- Assigned task -
A word-for-word copy of all entries is required, without images.
------------------------------------------------------------
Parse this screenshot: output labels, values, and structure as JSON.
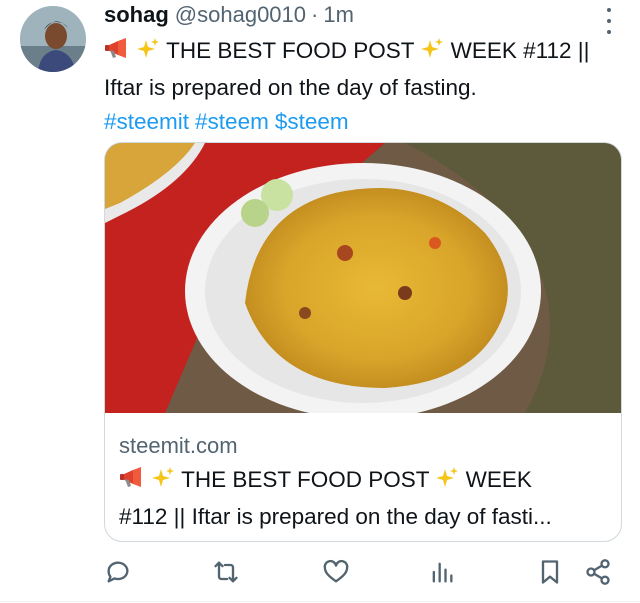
{
  "post": {
    "name": "sohag",
    "handle": "@sohag0010",
    "separator": "·",
    "time": "1m",
    "line1": "THE BEST FOOD POST",
    "line1_suffix": "WEEK #112 ||",
    "line2": "Iftar is prepared on the day of fasting.",
    "tags": [
      "#steemit",
      "#steem",
      "$steem"
    ]
  },
  "card": {
    "domain": "steemit.com",
    "title_part1": "THE BEST FOOD POST",
    "title_part2": "WEEK",
    "title_line2": "#112 || Iftar is prepared on the day of fasti..."
  },
  "icons": {
    "more": "more-dots-icon",
    "megaphone": "megaphone-icon",
    "sparkles": "sparkles-icon",
    "reply": "reply-icon",
    "repost": "repost-icon",
    "like": "like-icon",
    "views": "views-icon",
    "bookmark": "bookmark-icon",
    "share": "share-icon"
  },
  "colors": {
    "text": "#0f1419",
    "muted": "#536471",
    "link": "#1d9bf0",
    "border": "#cfd9de"
  }
}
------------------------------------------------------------
- Task answer -
Parse this screenshot: output labels, values, and structure as JSON.
{
  "post": {
    "name": "sohag",
    "handle": "@sohag0010",
    "separator": "·",
    "time": "1m",
    "line1": "THE BEST FOOD POST",
    "line1_suffix": "WEEK #112 ||",
    "line2": "Iftar is prepared on the day of fasting.",
    "tags": [
      "#steemit",
      "#steem",
      "$steem"
    ]
  },
  "card": {
    "domain": "steemit.com",
    "title_part1": "THE BEST FOOD POST",
    "title_part2": "WEEK",
    "title_line2": "#112 || Iftar is prepared on the day of fasti..."
  },
  "icons": {
    "more": "more-dots-icon",
    "megaphone": "megaphone-icon",
    "sparkles": "sparkles-icon",
    "reply": "reply-icon",
    "repost": "repost-icon",
    "like": "like-icon",
    "views": "views-icon",
    "bookmark": "bookmark-icon",
    "share": "share-icon"
  },
  "colors": {
    "text": "#0f1419",
    "muted": "#536471",
    "link": "#1d9bf0",
    "border": "#cfd9de"
  }
}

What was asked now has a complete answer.